== Segment start ==

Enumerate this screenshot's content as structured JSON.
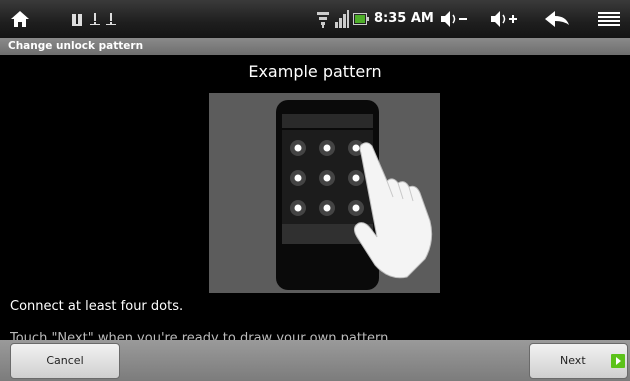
{
  "status_bar": {
    "time": "8:35 AM",
    "icons": [
      "home-icon",
      "notification-usb-icon",
      "notification-warning-icon",
      "notification-warning-icon",
      "wifi-icon",
      "signal-icon",
      "battery-icon",
      "volume-down-icon",
      "volume-up-icon",
      "back-icon",
      "menu-icon"
    ]
  },
  "title_bar": {
    "title": "Change unlock pattern"
  },
  "main": {
    "heading": "Example pattern",
    "instruction": "Connect at least four dots.",
    "hint": "Touch \"Next\" when you're ready to draw your own pattern."
  },
  "buttons": {
    "cancel": "Cancel",
    "next": "Next"
  },
  "colors": {
    "accent_green": "#5cc21a"
  }
}
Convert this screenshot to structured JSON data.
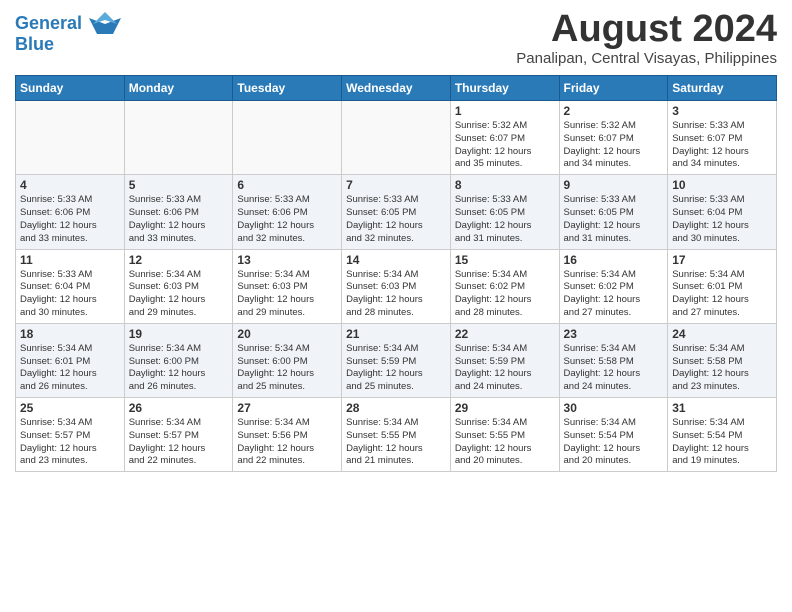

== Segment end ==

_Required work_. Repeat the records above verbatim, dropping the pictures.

_Problem solution_.
Enumerate this screenshot's content as structured JSON.
{
  "status_bar": {
    "time": "8:35 AM",
    "icons": [
      "home-icon",
      "notification-usb-icon",
      "notification-warning-icon",
      "notification-warning-icon",
      "wifi-icon",
      "signal-icon",
      "battery-icon",
      "volume-down-icon",
      "volume-up-icon",
      "back-icon",
      "menu-icon"
    ]
  },
  "title_bar": {
    "title": "Change unlock pattern"
  },
  "main": {
    "heading": "Example pattern",
    "instruction": "Connect at least four dots.",
    "hint": "Touch \"Next\" when you're ready to draw your own pattern."
  },
  "buttons": {
    "cancel": "Cancel",
    "next": "Next"
  },
  "colors": {
    "accent_green": "#5cc21a"
  }
}
Convert this screenshot to structured JSON data.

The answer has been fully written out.